I started working in the restaurant industry three years ago to help pay for my undergraduate degree back home in California. It was a small family owned sushi place, no big deal—mostly college students sake-bombing and a few locals. Fast forward to NYC last fall, where I started working at a pricey steak house frequented by mid-level professionals in Union Square.
I once had the restaurant’s general manager direct me to the restroom so that I could “put on more makeup.” We called the GM several things behind his back, but the descriptions that come to mind are slimy and scumbag. He fancied himself a former boxer, actor, and all around player, but in reality, as a bartender once noted, “He’s a loser.” With enough grease in his hair to shine a shoe or two. He frequently touched the other hostess and me: a small hand on the back, rubbing on my shoulders, dancing around. The thing about touching your employees when you’re the boss, well, its not because you’re a touchy-feely person. Don’t play dumb. Touches aren’t the same for everyone and the power dynamic between the boss/employee is too great to be ignored.
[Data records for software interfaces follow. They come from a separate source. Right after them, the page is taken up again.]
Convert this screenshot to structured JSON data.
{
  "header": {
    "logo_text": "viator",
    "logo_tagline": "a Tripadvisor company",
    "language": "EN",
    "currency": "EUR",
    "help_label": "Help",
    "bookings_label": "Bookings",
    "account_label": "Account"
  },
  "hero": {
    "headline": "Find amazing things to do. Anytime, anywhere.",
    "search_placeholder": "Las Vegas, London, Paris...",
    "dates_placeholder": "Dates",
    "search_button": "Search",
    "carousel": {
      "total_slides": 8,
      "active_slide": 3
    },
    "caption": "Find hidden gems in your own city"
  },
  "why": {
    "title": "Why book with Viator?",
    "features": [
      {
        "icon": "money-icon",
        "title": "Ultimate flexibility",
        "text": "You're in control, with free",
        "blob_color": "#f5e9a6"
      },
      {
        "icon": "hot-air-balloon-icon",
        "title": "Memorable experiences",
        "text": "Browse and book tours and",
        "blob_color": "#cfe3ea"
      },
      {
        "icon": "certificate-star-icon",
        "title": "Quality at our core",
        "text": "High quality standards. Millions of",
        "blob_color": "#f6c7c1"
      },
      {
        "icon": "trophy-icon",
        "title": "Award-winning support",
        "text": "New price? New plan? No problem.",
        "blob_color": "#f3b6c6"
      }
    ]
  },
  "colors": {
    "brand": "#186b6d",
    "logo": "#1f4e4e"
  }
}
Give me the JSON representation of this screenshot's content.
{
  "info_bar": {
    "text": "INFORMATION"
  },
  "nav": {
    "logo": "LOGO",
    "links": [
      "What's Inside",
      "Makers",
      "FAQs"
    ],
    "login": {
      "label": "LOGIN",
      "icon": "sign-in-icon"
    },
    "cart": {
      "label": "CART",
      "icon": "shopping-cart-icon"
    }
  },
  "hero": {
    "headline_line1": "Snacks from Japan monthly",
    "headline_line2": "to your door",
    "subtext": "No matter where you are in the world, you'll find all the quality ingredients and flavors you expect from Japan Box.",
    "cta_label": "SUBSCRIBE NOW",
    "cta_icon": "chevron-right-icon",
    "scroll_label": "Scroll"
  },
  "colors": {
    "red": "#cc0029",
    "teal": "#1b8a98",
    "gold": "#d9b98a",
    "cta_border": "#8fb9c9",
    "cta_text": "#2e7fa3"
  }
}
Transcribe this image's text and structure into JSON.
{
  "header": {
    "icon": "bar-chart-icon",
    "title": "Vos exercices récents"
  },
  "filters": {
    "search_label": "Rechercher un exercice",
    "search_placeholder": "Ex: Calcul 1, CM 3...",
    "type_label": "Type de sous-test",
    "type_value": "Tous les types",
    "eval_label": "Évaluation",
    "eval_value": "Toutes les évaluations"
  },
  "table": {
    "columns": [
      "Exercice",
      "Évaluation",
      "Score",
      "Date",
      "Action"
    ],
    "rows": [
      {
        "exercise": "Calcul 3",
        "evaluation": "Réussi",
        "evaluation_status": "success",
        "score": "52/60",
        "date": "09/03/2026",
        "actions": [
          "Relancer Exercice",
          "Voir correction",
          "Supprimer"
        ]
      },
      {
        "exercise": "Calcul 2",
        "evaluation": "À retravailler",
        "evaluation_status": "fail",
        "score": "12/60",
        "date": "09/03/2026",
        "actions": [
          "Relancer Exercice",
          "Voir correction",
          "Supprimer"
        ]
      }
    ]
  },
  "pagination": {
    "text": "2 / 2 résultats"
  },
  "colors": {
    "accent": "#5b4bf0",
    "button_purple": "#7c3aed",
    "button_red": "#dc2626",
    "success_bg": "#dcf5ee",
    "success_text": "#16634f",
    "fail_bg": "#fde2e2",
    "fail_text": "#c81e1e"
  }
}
So what do you do in these situations? It’s $12 an hour. I’m not exactly rolling in dough and it’s not like there aren’t new restaurant openings every other week in New York. People—the staff, the owner— notice and talk when the general manager is a jerk. And I’ve got a mouthy-mouth. Jobs are replaceable. My dignity, less so. You’d be surprised the number of happily-married men who are eager to drop off business cards (in my cleavage) on a Tuesday night.
It’s funny how your line of comfort shifts according to situations. I expect yuppie Union Square bar frequenters to be scummy, sure, but I don’t have to take it from my work environment. In fact, I refuse to. It’s taken me a bit, but I learned where my lines are for work and I expect others to respect them, too.